‘Negligible,’ replied Greenspan, who with that one word squeezed the air out of the GAO’s laboriously constructed bailout scenario. There was no more talk of a taxpayer bailout at the hearing, or elsewhere.

The fact is, everyone, including the press, was cowed by Greenspan’s opposition to the report, and opposition—which had an outsized voice from the beginning—was suddenly the default response. The press, choosing not to shape the story but to be shaped by it, let this happen.

Barron’s was one of the few outlets that really took a look at what was at stake here, and June 20, parsed the interests of the various parties to the debate:

[T]he guiding principle of federal regulation in this area is that if the examiner thinks the bank has good procedures in place, he will permit the bank to create its own valuations and stress tests for derivatives. Which necessarily leaves the danger that someone who talks a good game may get carte blanche, and the banks can pay talkers more than 10 times what the government can play listeners.

Moreover—let’s face it—on the political-appointee level, bank regulators tend to be people who believe that bankers know what they’re doing.
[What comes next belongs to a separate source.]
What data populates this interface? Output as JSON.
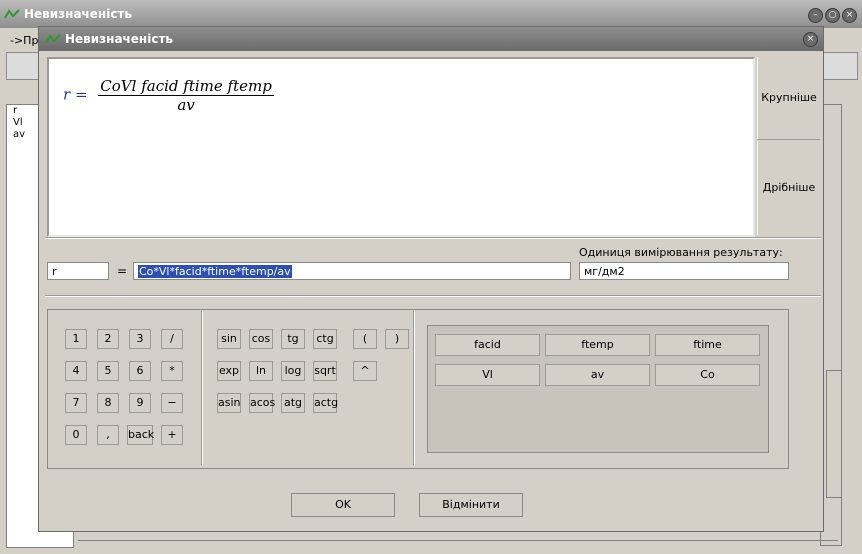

Alan Greenspan himself, while in private practice, once certified that Charlie Keating and his crew were ‘seasoned and expert,’ and that under their leadership Lincoln Savings & Loan had become ‘vibrant and healthy … a financially strong institution that presents no foreseeable risk to the Federal Savings & Loan Insurance Corp.’

The piece concluded:

Until the regulators or the accountants get their act together, readers of financial statements from big bank holding companies would be wise to equip themselves with a magnifying glass to read the fine print, and a salt-shaker to sprinkle on both the balance sheet and the income statement.

This analysis makes complete sense. So why was Barron’s one of the few voices in the wilderness?

That such insight was rare meant that the GAO was reduced to repeating itself over and over, like a drunk on the street corner. Here is the GAO, as described by Dow Jones June 23, more than a month after the report came out:

A General Accounting Office official said Congress should require federal oversight of all major over-the-counter derivatives dealers to ensure the system’s safety and soundness.

In testimony before the House Banking Committee, Charles A. Bowsher, Comptroller General, said there is an ‘immediate need’ for Congress to bring currently unregulated derivatives activities of securities and insurance companies under the eye of federal regulators.

‘Given the gaps and weakness that impede regulatory preparedness for dealing with a financial crisis associated with derivatives, we recommend that Congress require federal regulation of the safety and soundness of all major U.S. OTC derivatives dealers,’ Bowsher said in his prepared remarks.

Echoing the concerns cited in a report his agency released last month, Bowsher said that the sudden failure or abrupt withdrawal from trading of any of the large derivatives dealers could cause liquidity problems in the markets and pose risks to federally insured banks and the financial system as a whole.

Woe to the prophet in his own land. And this despite the fact that derivatives estimates, according to the WSJ on August 25, 1994, were already ballooning:

By Wall Street Journal estimates, the world’s derivatives markets are far larger than most people realize and far exceed the latest assessment published by the General Accounting Office.

Total derivatives outstanding currently top $35 trillion, roughly twice the congressional agency’s estimate for year-end 1992. The numbers are based on the value of the stocks, bonds, currencies and money-market instruments that underlie these arrangements and determine their worth—measures known as open interest or ‘notional’ value. Unlike the situation in securities transactions, little or no money changes hands when most derivatives trades are initiated.

Nonetheless, coverage of the GAO report continued its anti-regulatory skew, until it tapered off to a tiny trickle—and most of that in economics journals or industry trade publications.

The issue of derivatives would come up again and again—the GAO itself put out a follow-up report in 1996, and derivatives got broader attention in 1998 when Long-Term Capital Management failed and in 2001 with the collapse of Enron—but as response to this GAO report makes clear, merely raising the issue is not necessarily much better than ignoring it.

That we are not asking the impossible is clear from two excellent derivatives stories that swim against the tide of coverage. One was a Fortune story that came out before the GAO report, and the other was a Washington Monthly piece that came out in the report’s wake.

Elinore Longobardi is a Fellow and staff writer of The Audit, the business-press section of Columbia Journalism Review.